== YOUR TASK ==
Reply only with how many lines in these entries hold the string "content".
_ _ _
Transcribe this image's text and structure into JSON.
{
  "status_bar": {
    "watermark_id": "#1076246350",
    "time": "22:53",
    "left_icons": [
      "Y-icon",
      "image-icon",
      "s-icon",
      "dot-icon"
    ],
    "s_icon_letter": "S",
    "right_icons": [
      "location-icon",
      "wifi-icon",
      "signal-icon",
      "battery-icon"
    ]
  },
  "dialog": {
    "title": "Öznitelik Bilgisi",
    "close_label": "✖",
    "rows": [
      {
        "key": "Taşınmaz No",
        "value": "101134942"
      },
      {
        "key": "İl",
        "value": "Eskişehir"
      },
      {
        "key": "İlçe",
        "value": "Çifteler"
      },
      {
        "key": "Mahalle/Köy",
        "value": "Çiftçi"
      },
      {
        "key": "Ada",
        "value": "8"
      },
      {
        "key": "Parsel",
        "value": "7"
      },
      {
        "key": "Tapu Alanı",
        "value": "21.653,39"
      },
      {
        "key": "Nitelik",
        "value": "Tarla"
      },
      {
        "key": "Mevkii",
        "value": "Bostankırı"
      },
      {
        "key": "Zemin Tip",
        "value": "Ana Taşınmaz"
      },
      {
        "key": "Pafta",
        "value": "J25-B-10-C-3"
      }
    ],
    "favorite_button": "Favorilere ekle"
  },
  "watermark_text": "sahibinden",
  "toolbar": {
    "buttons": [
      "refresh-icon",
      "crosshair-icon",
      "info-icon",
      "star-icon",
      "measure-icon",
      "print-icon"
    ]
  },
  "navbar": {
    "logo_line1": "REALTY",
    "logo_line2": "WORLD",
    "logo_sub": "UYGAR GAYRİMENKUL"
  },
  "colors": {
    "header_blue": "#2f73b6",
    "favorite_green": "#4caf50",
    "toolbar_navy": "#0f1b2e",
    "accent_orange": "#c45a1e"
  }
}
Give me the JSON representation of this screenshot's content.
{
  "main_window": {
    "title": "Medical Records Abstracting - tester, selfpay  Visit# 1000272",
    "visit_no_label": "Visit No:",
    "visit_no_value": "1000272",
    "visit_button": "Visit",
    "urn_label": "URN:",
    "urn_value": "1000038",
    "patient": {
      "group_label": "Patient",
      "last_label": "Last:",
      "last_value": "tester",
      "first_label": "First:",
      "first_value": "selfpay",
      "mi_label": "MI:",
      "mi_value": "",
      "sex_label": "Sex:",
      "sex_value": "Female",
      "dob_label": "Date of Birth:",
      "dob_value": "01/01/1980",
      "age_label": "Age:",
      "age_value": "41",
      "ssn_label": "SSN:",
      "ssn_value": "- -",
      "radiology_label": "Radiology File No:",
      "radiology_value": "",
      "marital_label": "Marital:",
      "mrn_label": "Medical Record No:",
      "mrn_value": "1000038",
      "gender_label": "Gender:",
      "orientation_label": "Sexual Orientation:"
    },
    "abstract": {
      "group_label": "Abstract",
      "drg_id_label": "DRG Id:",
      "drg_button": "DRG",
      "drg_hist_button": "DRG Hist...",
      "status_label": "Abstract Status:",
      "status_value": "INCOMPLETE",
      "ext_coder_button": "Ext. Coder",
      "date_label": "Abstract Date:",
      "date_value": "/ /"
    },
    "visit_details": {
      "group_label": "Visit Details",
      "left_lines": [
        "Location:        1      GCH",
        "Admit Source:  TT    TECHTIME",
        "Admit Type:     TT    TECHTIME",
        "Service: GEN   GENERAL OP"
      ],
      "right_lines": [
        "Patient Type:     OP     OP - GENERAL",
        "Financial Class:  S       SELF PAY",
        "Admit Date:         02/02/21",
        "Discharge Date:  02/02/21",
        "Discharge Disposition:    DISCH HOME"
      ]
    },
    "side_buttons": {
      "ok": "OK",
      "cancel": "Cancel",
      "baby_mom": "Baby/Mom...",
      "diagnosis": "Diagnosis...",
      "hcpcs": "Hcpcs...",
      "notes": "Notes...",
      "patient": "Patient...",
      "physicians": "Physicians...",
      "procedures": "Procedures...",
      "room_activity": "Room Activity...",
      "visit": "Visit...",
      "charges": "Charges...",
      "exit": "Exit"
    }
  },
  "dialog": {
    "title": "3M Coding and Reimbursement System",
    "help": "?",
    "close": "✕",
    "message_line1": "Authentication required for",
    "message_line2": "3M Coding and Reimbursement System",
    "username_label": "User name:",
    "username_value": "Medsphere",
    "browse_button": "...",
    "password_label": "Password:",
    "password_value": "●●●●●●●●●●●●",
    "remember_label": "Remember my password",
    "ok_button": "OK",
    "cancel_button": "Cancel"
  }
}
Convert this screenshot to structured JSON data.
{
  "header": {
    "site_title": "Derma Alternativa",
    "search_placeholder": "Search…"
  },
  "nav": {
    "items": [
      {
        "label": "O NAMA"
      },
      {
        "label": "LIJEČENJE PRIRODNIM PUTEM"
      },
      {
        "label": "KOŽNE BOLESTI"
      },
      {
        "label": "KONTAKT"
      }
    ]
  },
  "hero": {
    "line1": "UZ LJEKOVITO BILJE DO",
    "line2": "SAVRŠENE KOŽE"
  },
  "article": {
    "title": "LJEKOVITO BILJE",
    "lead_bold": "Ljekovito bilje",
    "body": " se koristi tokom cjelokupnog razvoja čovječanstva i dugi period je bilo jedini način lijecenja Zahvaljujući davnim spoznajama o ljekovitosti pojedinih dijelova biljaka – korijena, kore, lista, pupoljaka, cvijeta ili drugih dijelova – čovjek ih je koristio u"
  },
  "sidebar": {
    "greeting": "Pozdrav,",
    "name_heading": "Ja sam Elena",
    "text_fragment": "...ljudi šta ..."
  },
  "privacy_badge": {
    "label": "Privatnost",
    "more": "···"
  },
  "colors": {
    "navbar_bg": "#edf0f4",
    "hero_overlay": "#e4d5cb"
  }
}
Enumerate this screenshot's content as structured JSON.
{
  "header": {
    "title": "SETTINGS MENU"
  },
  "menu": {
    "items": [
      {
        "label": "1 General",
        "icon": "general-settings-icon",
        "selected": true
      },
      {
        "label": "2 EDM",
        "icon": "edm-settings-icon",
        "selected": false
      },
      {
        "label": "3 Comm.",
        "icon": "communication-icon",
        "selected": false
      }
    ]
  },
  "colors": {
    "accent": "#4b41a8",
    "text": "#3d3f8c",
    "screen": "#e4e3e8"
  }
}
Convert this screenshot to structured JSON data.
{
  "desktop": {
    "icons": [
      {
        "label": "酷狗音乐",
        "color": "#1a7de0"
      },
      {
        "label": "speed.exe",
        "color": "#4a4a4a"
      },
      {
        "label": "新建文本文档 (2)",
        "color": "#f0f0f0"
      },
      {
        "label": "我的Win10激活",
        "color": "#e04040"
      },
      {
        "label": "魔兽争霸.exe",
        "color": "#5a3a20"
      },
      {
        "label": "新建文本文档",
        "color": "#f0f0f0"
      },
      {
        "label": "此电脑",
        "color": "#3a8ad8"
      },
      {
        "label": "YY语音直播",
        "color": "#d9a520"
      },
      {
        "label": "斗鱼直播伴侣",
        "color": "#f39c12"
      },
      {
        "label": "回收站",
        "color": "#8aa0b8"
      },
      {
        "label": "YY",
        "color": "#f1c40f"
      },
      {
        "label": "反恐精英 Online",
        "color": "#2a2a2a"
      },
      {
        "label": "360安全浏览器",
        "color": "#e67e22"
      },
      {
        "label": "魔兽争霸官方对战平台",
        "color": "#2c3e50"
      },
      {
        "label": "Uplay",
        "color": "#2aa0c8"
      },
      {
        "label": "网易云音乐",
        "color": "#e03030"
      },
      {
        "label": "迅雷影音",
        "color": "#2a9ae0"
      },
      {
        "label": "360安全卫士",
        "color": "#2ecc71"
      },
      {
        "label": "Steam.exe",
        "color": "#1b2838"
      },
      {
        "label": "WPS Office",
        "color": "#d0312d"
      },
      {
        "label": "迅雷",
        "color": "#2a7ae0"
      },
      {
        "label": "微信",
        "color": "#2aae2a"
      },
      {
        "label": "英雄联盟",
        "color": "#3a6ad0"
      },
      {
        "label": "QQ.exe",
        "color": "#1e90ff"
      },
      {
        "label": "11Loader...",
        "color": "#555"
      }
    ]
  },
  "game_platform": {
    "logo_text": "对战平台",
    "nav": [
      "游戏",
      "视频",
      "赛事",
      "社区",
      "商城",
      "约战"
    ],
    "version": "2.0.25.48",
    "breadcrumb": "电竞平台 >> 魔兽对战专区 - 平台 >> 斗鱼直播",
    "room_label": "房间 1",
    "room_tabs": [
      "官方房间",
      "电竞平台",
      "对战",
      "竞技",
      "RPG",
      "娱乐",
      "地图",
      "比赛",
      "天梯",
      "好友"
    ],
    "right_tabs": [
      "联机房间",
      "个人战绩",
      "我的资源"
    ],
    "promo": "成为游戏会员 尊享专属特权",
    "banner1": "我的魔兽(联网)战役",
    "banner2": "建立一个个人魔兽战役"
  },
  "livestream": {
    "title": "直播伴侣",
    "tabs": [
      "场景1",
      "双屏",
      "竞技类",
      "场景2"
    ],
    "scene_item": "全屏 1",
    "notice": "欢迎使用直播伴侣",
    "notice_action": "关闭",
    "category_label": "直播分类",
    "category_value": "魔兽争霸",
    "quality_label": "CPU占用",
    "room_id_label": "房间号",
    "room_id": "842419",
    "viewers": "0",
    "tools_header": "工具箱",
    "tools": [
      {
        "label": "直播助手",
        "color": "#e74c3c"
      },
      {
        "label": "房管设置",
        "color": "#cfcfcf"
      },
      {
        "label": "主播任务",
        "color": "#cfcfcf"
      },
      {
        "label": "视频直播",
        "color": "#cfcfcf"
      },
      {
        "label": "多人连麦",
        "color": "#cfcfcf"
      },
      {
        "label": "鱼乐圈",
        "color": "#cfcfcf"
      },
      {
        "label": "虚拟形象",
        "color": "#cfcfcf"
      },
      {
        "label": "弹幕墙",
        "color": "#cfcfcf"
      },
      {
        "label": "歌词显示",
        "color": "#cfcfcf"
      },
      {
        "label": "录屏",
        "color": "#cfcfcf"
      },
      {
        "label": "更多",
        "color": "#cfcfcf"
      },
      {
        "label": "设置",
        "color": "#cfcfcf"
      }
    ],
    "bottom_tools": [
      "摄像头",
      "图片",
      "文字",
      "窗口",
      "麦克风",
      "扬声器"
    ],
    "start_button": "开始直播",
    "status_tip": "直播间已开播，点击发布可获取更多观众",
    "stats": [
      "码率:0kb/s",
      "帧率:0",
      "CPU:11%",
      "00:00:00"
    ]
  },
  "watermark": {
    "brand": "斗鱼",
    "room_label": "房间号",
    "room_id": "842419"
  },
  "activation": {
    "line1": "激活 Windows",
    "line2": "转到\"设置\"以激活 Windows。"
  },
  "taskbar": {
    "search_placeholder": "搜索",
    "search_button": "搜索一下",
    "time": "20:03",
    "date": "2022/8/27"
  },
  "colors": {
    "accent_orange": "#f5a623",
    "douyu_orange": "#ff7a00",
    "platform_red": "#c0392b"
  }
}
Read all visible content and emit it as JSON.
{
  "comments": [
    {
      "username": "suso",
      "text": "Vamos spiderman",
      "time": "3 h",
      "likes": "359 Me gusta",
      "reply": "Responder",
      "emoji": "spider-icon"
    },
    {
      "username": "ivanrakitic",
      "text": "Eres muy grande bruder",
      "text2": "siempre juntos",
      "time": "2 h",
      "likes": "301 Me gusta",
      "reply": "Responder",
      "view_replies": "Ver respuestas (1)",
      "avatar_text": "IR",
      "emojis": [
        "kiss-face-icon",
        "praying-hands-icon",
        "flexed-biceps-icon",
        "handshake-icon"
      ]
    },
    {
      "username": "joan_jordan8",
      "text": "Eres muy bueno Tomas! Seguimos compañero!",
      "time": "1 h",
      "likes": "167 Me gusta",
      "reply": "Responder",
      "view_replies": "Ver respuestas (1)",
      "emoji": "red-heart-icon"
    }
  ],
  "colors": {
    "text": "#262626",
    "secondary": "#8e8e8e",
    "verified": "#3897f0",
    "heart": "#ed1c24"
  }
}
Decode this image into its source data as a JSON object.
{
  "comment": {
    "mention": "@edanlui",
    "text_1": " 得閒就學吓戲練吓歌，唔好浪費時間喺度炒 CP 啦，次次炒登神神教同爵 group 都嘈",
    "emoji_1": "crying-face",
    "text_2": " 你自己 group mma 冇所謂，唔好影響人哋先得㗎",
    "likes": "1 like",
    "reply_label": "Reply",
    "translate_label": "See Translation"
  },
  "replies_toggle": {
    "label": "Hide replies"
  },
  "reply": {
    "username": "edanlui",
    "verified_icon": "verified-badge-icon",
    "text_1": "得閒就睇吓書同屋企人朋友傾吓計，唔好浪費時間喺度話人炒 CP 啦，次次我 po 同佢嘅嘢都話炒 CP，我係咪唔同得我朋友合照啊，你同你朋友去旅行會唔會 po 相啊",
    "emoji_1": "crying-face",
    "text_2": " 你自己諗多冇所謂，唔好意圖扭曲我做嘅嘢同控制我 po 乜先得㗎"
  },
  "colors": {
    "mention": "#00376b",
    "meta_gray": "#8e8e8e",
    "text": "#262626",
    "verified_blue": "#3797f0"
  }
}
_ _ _
== RESPONSE AREA ==
3